The Wii is teh best family gaming machine, and it’s cheap too at around $120! If it’s modded, it can also be also be used as a home media center and support a variety of formats including CDs, DVDs, and pictures. It’s build quality is near perfect, and it’s nice, small, slick. It’s a great solution.
The only let down is that it won’t work with universal remote control. which means there will be more remotes lying around. Also modding isn’t a good idea for everyone, it could get you kicked off the online experience.
Slingcatcher is a beatiful set top box that sits on the TV and comes with great learning remote. It’s capable of playing a variety of codecs and works great out of the box. A combination of SlingBox Pro HD and SlingCatcher in the home will make a great entertainment system for the whole family.
It’s also affordable costing aroudn $150
XBMC and mini-itx PCs
XMBC is the best option for movie buffs. It can play anything that’s thrown at it, sans Blu-ray ..for now, and it has a slick interface to boot.
However it is the most expensive solution at the moment and can be a mess when it comes to wiring and complexity. Combine XBMC with MythTV and you have an excellent solution that blows SlingBox’s offerings away.
However it’s going to be messy wiring and it’s also the most expensive solution at around $350-500.
Read more about XBMC on the official website http://www.xbmc.org
Boxee is almost exactly like XMBC in features except it has a focus on social networking. It also has an Set Top Box coming out soon. which makes this an attractive solution. An affordable XMBC with a remote and without the wiring headaches.
Watch the demonstration on the offical website http://www.boxee.tv
I’m Sony biased so I’m looking at Sony again. Most blu ray players support DLNA or USB specs. They work fairly well and the new blu ray player are around $170 to $199 starting price. The $199 ones will also support 3D movies soon enough.
Blu-ray players must use HDMI so they all support HDMI-CEC. Which means you can use one remote to control both the TV and the blu-ray player, and stream movies and TV as need. It is worth looking into.
It is nearly impossible to find out how well the DLNA features work on this device though, few people have one, and even fewer have blog posts or reviews on it’s DLNA features. Depending on the brand, price, or model purchase the DLNA features may differ e.g. codec support, or UI.
After a long and complicated though process, I had a hard time deciding between the PS3 and an XMBC with a mini-itx case. I also considered skipping both devices and using Blu-Ray Player and a TV with DLNA to save costs. In the end my friends ended up buying me a PS3 for my wedding present (they refer to the PS3 as my “first wife” now) and I have to say that I am impressed with it.
One of the main features of the entertainment system in the living room was that I could do almost everything with a single remote control. These days most apartments have a cable set top box, a game console, a TV, a DVD and Blu-ray player at least. Each come with their own remotes and other things. Logitech Harmony remotes and other universal remotes can handle these problems but some devices like the Boxee STB, a custom XBMC PC, a cable set top box or a game console won’t work with universal remote controls.

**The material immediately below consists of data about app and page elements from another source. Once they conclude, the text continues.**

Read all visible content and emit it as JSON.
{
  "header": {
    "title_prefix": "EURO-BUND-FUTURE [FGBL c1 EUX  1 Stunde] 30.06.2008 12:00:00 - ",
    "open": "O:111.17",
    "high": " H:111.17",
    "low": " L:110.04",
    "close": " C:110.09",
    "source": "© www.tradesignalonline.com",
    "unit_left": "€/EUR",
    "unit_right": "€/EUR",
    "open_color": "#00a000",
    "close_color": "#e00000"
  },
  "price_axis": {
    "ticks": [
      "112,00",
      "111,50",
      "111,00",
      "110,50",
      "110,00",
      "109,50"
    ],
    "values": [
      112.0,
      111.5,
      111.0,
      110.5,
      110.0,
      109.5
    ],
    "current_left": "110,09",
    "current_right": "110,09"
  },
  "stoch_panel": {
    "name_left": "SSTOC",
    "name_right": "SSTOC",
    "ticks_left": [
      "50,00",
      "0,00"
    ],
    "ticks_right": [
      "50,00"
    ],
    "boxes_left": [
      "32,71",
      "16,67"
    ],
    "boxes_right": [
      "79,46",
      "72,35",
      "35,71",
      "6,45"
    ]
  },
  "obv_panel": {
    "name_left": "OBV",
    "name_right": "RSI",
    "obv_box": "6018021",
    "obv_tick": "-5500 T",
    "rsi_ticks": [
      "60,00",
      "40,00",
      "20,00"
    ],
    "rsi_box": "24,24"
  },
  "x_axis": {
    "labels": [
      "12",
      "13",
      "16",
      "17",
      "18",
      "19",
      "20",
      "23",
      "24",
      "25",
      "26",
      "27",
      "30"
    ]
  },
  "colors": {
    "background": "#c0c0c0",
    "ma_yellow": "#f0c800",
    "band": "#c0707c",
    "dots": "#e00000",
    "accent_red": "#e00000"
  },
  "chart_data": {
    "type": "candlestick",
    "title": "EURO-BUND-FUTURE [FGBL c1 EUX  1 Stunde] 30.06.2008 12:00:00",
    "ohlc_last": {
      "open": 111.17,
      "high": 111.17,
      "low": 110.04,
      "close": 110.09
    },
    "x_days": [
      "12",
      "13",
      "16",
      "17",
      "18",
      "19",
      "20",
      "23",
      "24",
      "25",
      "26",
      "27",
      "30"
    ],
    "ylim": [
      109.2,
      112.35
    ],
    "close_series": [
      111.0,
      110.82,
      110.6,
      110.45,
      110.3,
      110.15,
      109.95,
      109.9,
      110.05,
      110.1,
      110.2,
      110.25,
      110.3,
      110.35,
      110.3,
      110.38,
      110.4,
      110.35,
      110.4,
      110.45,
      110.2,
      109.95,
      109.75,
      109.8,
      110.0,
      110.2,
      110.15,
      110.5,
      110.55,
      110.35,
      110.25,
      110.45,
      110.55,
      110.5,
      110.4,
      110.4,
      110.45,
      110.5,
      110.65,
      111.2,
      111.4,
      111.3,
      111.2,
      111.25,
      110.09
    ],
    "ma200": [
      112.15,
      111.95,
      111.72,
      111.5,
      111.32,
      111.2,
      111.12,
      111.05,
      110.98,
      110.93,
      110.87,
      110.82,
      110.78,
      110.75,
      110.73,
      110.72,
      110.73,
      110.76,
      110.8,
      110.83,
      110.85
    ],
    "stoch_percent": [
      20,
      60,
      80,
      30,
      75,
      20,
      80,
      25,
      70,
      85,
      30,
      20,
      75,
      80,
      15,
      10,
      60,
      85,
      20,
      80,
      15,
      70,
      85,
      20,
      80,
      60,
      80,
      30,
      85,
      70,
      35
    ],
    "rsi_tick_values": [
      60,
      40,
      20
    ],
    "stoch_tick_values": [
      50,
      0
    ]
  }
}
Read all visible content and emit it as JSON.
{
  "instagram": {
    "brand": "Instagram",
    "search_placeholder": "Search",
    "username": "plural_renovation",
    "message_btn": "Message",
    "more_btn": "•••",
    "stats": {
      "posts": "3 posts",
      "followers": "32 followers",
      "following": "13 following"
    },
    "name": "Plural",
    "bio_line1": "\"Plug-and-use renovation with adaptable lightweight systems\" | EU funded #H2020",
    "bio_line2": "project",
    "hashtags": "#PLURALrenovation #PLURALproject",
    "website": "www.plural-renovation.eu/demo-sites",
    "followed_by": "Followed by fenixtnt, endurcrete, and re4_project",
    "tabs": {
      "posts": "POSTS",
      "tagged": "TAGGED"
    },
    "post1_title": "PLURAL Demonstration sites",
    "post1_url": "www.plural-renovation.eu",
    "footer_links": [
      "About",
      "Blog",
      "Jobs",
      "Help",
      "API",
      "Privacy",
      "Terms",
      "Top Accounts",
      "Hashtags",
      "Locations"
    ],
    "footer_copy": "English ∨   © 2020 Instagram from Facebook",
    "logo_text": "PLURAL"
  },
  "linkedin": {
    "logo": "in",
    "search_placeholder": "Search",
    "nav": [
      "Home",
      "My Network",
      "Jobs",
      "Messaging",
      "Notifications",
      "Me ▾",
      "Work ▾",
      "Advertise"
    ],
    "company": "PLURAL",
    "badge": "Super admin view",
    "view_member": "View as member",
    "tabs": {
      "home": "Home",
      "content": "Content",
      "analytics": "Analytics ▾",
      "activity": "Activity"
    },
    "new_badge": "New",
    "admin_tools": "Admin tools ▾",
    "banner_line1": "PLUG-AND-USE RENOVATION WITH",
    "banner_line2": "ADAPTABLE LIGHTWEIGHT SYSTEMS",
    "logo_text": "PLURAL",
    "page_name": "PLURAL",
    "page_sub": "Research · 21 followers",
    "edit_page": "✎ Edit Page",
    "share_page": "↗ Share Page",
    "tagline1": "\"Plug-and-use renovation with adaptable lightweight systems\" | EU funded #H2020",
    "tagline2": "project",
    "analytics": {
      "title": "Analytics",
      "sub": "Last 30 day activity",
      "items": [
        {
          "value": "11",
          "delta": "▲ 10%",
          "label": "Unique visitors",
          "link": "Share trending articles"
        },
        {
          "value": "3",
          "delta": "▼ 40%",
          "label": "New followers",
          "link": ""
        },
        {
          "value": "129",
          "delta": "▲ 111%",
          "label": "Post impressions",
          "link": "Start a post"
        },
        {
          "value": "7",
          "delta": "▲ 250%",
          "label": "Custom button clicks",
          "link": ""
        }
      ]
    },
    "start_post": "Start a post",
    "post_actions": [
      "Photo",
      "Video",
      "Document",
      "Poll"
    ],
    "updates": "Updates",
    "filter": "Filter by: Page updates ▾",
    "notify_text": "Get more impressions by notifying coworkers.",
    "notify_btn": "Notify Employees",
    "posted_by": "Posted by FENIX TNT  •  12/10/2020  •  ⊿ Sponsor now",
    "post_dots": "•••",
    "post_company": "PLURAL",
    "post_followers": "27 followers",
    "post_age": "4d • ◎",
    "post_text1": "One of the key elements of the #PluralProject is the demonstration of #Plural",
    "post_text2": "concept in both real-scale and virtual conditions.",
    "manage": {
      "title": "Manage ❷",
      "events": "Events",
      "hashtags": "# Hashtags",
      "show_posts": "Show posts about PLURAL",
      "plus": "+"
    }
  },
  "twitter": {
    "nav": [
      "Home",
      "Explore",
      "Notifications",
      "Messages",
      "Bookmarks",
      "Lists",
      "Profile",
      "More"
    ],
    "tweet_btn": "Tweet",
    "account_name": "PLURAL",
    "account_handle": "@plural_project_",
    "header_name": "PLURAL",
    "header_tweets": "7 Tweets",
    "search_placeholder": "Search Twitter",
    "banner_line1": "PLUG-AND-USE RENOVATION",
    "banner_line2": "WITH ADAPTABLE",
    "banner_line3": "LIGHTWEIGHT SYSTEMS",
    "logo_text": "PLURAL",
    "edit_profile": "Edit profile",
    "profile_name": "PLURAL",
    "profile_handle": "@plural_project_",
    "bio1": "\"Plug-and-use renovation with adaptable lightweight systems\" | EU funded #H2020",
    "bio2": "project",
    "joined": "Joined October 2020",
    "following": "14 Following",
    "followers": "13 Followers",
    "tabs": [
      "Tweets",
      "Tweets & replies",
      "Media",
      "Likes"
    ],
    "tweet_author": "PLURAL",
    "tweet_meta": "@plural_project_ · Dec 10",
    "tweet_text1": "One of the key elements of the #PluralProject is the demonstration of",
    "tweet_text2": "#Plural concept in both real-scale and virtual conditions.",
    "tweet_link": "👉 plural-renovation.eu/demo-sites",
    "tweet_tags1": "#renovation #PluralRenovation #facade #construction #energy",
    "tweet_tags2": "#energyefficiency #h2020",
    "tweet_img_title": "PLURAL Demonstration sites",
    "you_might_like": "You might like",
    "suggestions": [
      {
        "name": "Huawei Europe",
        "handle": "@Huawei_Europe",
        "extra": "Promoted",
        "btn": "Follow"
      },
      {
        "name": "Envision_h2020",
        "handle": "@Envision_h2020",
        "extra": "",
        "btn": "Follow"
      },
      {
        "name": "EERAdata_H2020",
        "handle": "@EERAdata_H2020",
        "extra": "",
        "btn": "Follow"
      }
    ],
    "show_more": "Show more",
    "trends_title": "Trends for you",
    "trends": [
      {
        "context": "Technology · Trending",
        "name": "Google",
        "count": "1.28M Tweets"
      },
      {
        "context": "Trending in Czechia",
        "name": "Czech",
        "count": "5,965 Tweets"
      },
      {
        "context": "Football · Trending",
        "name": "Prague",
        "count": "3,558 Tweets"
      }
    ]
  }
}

There are is also the complicated wiring with some devices like XBMC. It won’t work over HDMI. Blu-ray players and other DLNA devices aren’t usually upgradeable and are almost always limited. Blu-Ray Players, XMBC and Boxee don’t support games. Wii isn’t very good at streaming movies, XBox 360s and their RRoDs …
The PS3 however is able to do everything well. It’s slick, small, built well, doesn’t have much wiring, plays Games, movies, pictures, music etc. It’s also affordable and doesn’t need an extra remote since it can be controlled using the TV remote over HDMI. It’s also getting motion controlled games at the end of the year. Lastly most of my friends have a PS3, multi-player games here I come!